DESCRIPTION OF THE TASK: Return only those lines of the records below in which "time" appears.

__________________________________________________

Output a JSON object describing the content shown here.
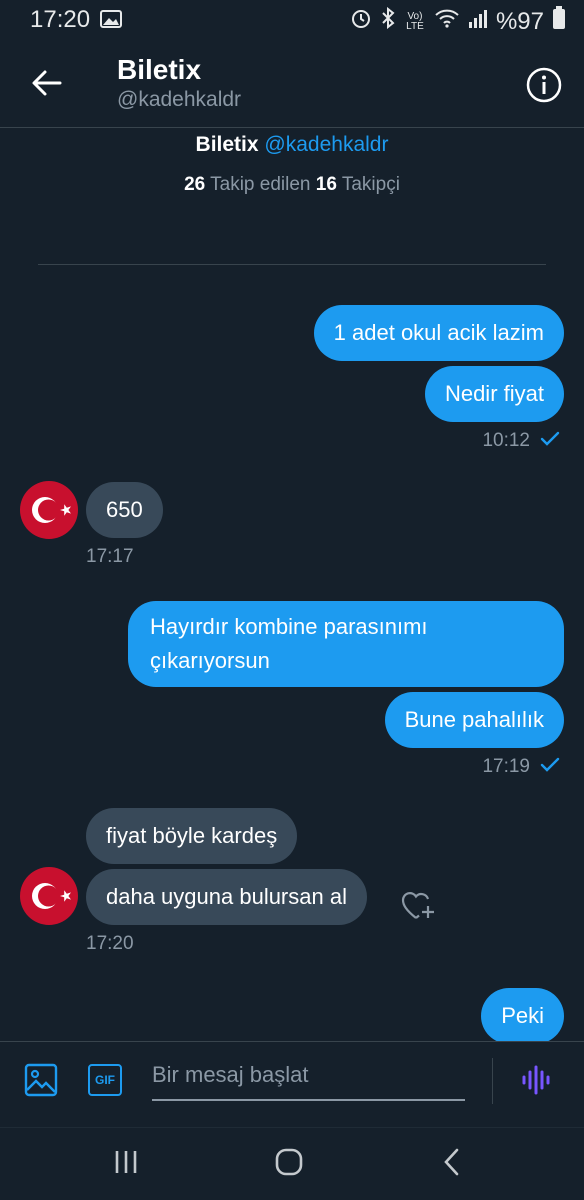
{
  "status": {
    "time": "17:20",
    "battery": "%97",
    "lte": "Vo) LTE"
  },
  "header": {
    "title": "Biletix",
    "handle": "@kadehkaldr"
  },
  "profile": {
    "name": "Biletix",
    "handle": "@kadehkaldr",
    "following_count": "26",
    "following_label": "Takip edilen",
    "followers_count": "16",
    "followers_label": "Takipçi"
  },
  "messages": [
    {
      "dir": "out",
      "text": "1 adet okul acik lazim"
    },
    {
      "dir": "out",
      "text": "Nedir fiyat",
      "time": "10:12"
    },
    {
      "dir": "in",
      "text": "650",
      "time": "17:17"
    },
    {
      "dir": "out",
      "text": "Hayırdır kombine parasınımı çıkarıyorsun"
    },
    {
      "dir": "out",
      "text": "Bune pahalılık",
      "time": "17:19"
    },
    {
      "dir": "in",
      "text": "fiyat böyle kardeş"
    },
    {
      "dir": "in",
      "text": "daha uyguna bulursan al",
      "time": "17:20"
    },
    {
      "dir": "out",
      "text": "Peki"
    }
  ],
  "composer": {
    "placeholder": "Bir mesaj başlat",
    "gif_label": "GIF"
  },
  "colors": {
    "background": "#15202b",
    "accent": "#1d9bf0",
    "incoming_bubble": "#384959",
    "muted_text": "#8b98a5",
    "voice_icon": "#7856ff"
  },
  "icons": [
    "gallery-icon",
    "alarm-icon",
    "bluetooth-icon",
    "wifi-icon",
    "signal-icon",
    "battery-icon",
    "back-arrow-icon",
    "info-icon",
    "image-icon",
    "gif-icon",
    "voice-icon",
    "heart-plus-icon",
    "check-icon",
    "recents-icon",
    "home-icon",
    "back-icon"
  ]
}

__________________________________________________

WRITTEN ANSWER:
    "time": "17:20",
      "time": "10:12"
      "time": "17:17"
      "time": "17:19"
      "time": "17:20"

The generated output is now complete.